Geranium and St John’s, Glebe. Lino block print by Amie (Amy) Kingston, 1933.

This Christian residential college has been a home to young women for almost 100 years. Rosie (now retired) worked as both the Chair of the Arundel House Council and an administrative staff member for the college. I myself am an Arundel alumnus and lived at the college from 2017-2018.

I interviewed Rosie with the intention of building up a timeline of Arundel, beginning in 1920, and felt she dodged my question about Arundel’s mission; this story has nothing to do with mission and vision, I thought. Through some dusty archive digging and further conversations with alumni, however, I have come to realise that Rosie’s response actually reveals the very heart of Arundel’s mission: community.

A house becomes a Home:

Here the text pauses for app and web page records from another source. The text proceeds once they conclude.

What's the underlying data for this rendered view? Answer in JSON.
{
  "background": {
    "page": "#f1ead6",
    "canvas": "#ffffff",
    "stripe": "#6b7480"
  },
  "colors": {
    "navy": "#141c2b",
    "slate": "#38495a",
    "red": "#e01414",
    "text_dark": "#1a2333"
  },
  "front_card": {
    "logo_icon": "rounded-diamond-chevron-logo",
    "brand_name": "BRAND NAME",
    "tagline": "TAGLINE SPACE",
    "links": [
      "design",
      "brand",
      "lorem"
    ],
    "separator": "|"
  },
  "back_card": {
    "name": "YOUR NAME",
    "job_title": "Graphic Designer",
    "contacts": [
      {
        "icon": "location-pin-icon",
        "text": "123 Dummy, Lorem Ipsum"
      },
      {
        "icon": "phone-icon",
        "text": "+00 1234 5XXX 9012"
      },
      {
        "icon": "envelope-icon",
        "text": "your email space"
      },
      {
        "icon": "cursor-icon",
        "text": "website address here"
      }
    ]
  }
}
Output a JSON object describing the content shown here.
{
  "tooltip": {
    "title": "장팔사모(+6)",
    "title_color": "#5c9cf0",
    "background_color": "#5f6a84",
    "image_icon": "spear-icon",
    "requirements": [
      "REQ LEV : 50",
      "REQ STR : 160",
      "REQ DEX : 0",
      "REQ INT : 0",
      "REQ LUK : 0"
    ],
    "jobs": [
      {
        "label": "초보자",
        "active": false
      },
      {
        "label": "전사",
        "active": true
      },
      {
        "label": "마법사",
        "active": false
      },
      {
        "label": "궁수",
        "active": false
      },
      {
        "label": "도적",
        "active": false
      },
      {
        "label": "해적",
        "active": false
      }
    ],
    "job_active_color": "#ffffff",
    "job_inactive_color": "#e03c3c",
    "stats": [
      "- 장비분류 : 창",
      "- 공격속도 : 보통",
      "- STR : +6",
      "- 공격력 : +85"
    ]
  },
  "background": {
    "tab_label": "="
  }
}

For most girls that come to Arundel, they are only living under its roof for a very short time – on average, two to three years. Yet Rosie’s response captures the type of community that Arundel builds; it spans geographical terrains and across time but remains a community nonetheless by the shared experience of living, growing and sharing faith at Arundel. When a girl joins the house, she is not only provided a bed and a meal but she is given a lifelong community. This is particularly significant as many of the girls that join the house come from rural homes and have thus become disconnected from their childhood communities.

Ageing well:

In 2021, Arundel will be celebrating its centenary. The current Director, Mel Hanger, is in the early stages of building an alumni database with the hope of rekindling and strengthening the community that Arundel is. My initial work with Mel, my discussions with alumni and my own personal experiences, have grown in me a deep curiosity to understand how and why the college has nurtured and grown young women across time. I am curious to know how shifts in broader society have influenced the way Arundel has thought about its mission: to what extent is Arundel’s mission today different or perhaps more important than previously, and how can Arundel continue this mission into the future?

My project will focus on these questions of mission through the lenses of community and legacy. I will be engaging orally with alumni to capture their stories and questions on this topic, with the aim of collating their voices into a webpage on which Arundel can launch its centenary.

During my time at Arundel, I never really took much notice of the copy of Kingston’s small, floral artwork displayed in the Front Lounge. Now this artwork has become, for me, a symbol of my part in something bigger. Time has seen significant change but the house has remained the constant that connects us girls. I hope that by joining Mel in Arundel’s database project, and re-connecting alumni to each other and the house, that other alumni may experience this same feeling of re-seeing something with a new understanding and appreciation. I am excited to commemorate the numerous ways Arundel has nurtured and grown young women, and to celebrate the unique community we create.


[1] Amie (Amy) Kingston, Geranium and St John’s, Glebe, Linoblock print on cream wove Japanese vellum paper, 1933, https://artsearch.nga.gov.au/detail.cfm?IRN=37610&PICTAUS=TRUE.

[2] Rosie Pidgeon, “Arundel House History,” interview by Louisa Davidson, 12 October 2020.